The “Metaphysical Landscapes” were created with Rhino design software, a software that I’ve used in the past to design buildings. In this case I used Rhino to design and create imaginary environments that I built in Rhino and then rendered with a plug-in called V-Ray. The software allowed me to quickly test scales and compositional arrangements, as well as lighting and atmospheric effects that would normally require weeks of sketches and drawings. It also allowed me to do so with a level precision that drawing is just not capable of. Nevertheless, all my “Metaphysical Landscape” ideas begin as conceptual sketches—utilizing good old pencil and paper—in my sketchbook. All the platonic solids I built in Rhino for example, that feature prominently in the “Landscapes” (and which are also vividly described in Plato’s “Timaeus”), I drew again and again by hand in order to understand their inherent structure and geometry. In a way I’d like to think I’m using very modern technology to illustrate very old esoteric ideas.
What are you hoping the viewer will take away from this exhibition?
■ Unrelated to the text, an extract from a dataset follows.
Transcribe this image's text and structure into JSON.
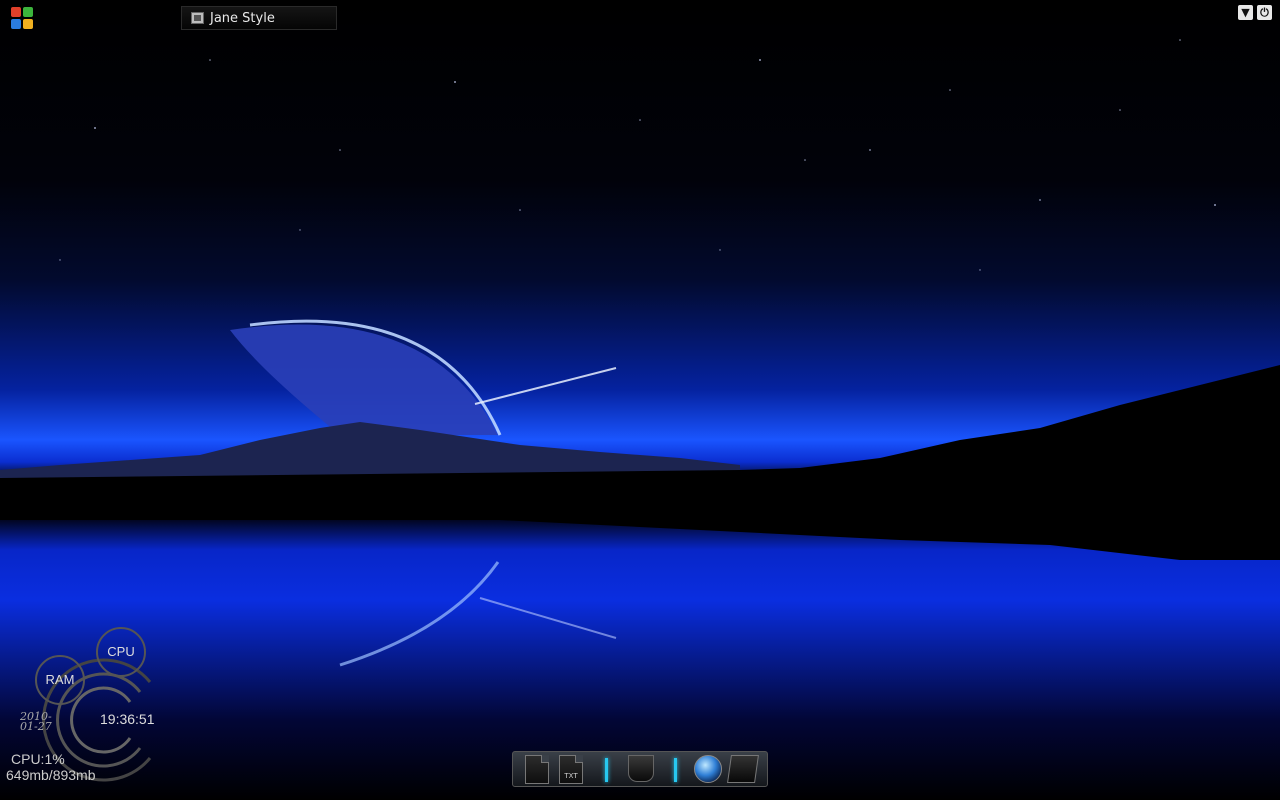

My hope is that they can see classical antiquity—particularly in the context of its birthplace, Greece—through a new prism—a prism that strips away stigmas, assumptions and the many political and social associations it has acquired over the centuries, to see it with fresh eyes and reconsider the lessons we can learn from it. At its core, it is a world and time in our collective history that considered and explored ideas such as truth, beauty, virtue, and our place in the cosmos. It also reminds us of what the human mind can create and contemplate when it is allowed to think and flourish under the right conditions. By looking back, and seeing what we were once capable of, I feel we can look forward to moving beyond antiquity, and toward a better future.
“Beyond Antiquity” at the National Hellenic Museum, 333 South Halsted, on view through September 30.
Contact: firstname.lastname@example.org Website: www.rigouvasia.com